  1. Indiana's seatbelt law is not punishable as a crime. It is an infraction. Apparently some of our Circuit judges have deemed settled law inapplicable if it fails to fit their litmus test of political correctness. Extrapolating to redefine terms of behavior in a violation of immigration law to the entire body of criminal law leaves a smorgasbord of opportunity for judicial mischief.

  2. I wonder if $10 diversions for failure to wear seat belts are considered moral turpitude in federal immigration law like they are under Indiana law? Anyone know?

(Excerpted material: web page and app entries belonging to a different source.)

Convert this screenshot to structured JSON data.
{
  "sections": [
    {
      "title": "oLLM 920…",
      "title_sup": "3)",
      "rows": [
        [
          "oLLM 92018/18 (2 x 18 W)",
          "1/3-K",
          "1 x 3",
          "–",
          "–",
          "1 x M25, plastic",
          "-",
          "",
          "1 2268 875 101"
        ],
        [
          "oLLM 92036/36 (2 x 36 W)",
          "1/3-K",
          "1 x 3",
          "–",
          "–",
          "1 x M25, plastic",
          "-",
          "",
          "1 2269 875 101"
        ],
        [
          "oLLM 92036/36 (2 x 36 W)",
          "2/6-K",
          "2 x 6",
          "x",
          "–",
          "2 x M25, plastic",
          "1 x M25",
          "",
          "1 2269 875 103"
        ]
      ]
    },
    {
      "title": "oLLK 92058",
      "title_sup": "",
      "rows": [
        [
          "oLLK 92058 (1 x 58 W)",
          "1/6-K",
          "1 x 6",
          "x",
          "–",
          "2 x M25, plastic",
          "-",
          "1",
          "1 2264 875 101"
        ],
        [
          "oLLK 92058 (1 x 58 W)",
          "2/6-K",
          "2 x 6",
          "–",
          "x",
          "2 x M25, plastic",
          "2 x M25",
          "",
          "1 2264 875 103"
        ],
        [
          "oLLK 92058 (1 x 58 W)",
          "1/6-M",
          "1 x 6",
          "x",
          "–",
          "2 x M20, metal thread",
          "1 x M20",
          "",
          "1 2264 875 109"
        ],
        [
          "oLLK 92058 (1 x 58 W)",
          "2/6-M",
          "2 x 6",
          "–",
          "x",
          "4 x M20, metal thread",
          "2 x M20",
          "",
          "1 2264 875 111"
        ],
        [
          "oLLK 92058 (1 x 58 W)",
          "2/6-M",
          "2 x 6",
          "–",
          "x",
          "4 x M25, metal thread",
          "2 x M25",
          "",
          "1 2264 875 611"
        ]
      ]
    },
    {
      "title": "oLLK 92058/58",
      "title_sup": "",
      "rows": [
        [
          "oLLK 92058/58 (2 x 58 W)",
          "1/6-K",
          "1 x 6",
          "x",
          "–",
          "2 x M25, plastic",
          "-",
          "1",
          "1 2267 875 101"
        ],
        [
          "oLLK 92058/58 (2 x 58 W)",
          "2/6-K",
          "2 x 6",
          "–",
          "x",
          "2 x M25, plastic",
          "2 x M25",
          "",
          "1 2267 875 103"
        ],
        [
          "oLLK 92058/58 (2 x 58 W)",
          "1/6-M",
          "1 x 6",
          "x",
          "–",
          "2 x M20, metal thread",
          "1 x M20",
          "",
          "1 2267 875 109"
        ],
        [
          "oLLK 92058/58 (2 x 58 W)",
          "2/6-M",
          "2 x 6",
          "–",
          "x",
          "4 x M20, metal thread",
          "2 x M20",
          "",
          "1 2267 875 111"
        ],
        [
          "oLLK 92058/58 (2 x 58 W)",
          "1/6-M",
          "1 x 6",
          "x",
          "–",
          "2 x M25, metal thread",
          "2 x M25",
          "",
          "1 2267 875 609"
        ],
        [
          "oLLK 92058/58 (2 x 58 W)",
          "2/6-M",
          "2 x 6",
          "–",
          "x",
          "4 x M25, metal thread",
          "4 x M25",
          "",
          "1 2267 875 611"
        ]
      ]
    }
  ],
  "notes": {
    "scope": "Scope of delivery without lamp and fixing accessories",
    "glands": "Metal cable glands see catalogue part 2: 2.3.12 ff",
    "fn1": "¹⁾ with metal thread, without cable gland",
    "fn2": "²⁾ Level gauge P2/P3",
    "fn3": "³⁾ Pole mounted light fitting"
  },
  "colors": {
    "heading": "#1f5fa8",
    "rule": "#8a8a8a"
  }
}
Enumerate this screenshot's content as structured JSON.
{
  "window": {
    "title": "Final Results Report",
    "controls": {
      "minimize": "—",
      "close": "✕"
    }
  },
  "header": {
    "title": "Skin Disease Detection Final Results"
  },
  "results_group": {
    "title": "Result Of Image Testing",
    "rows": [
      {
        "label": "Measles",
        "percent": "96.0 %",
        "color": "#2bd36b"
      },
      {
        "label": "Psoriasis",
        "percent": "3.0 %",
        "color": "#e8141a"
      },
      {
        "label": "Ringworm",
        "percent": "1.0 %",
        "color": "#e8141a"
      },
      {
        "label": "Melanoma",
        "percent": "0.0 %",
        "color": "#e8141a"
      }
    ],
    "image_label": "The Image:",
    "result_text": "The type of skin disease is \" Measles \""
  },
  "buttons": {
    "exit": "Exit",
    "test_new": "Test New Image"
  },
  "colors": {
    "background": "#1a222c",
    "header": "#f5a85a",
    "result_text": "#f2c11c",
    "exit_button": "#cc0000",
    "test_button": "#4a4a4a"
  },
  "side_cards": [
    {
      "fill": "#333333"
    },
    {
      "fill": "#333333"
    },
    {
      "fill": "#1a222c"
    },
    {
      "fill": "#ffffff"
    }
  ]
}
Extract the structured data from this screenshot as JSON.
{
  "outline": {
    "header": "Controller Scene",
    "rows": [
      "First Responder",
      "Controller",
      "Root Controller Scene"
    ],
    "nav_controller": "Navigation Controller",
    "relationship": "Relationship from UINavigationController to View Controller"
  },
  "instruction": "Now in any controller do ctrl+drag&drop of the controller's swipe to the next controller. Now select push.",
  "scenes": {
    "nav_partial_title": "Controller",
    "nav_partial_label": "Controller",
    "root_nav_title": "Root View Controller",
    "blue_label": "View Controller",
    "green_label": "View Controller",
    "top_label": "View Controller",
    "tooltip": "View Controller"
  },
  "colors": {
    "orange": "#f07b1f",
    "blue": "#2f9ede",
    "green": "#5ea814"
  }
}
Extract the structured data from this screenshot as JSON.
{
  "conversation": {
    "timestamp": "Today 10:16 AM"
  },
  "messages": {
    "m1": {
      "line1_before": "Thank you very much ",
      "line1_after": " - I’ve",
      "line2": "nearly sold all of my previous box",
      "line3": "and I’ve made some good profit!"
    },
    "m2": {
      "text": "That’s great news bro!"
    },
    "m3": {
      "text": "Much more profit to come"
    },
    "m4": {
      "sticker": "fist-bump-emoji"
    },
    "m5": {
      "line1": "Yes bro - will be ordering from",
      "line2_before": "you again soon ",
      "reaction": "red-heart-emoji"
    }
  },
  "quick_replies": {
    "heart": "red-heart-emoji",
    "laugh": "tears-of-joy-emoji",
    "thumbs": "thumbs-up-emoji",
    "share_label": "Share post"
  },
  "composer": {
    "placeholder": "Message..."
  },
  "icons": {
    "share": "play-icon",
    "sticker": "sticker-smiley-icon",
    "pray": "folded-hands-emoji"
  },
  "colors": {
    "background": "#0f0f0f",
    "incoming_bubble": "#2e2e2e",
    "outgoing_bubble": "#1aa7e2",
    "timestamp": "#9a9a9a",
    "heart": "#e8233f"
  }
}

  3. What a fine article, thank you! I can testify firsthand and by detailed legal reports (at end of this note) as to the dire consequences of rejecting this truth from the fine article above: "The inclusion and expansion of this right [to jury] in Indiana’s Constitution is a clear reflection of our state’s intention to emphasize the importance of every Hoosier’s right to make their case in front of a jury of their peers." Over $20? Every Hoosier? Well then how about when your very vocation is on the line? How about instead of a jury of peers, one faces a bevy of political appointees, mini-czars, who care less about due process of the law than the real czars did? Instead of trial by jury, trial by ideological ordeal run by Orwellian agents? Well that is built into more than a few administrative law committees of the Ind S.Ct., and it is now being weaponized, as is revealed in articles posted at this ezine, to root out post moderns heresies like refusal to stand and pledge allegiance to all things politically correct. My career was burned at the stake for not so saluting, but I think I was just one of the early logs. Due, at least in part, to the removal of the jury from bar admission and bar discipline cases, many more fires will soon be lit. Perhaps one awaits you, dear heretic? Oh, at that Ind. article 12 plank about a remedy at law for every damage done ... ah, well, the founders evidently meant only for those damages done not by the government itself, rabid statists that they were. (Yes, that was sarcasm.) My written reports available here: Denied petition for cert (this time around): http://tinyurl.com/zdmawmw Denied petition for cert (from the 2009 denial and five year banishment): http://tinyurl.com/zcypybh Related, not written by me: Amicus brief: http://tinyurl.com/hvh7qgp

  4. Justice has finally been served. So glad that Dr. Ley can finally sleep peacefully at night knowing the truth has finally come to the surface.

  5. While this right is guaranteed by our Constitution, it has in recent years been hampered by insurance companies, i.e.; the practice of the plaintiff's own insurance company intervening in an action and filing a lien against any proceeds paid to their insured. In essence, causing an additional financial hurdle for a plaintiff to overcome at trial in terms of overall award. In a very real sense an injured party in exercise of their right to trial by jury may be the only party in a cause that would end up with zero compensation.

ADVERTISEMENT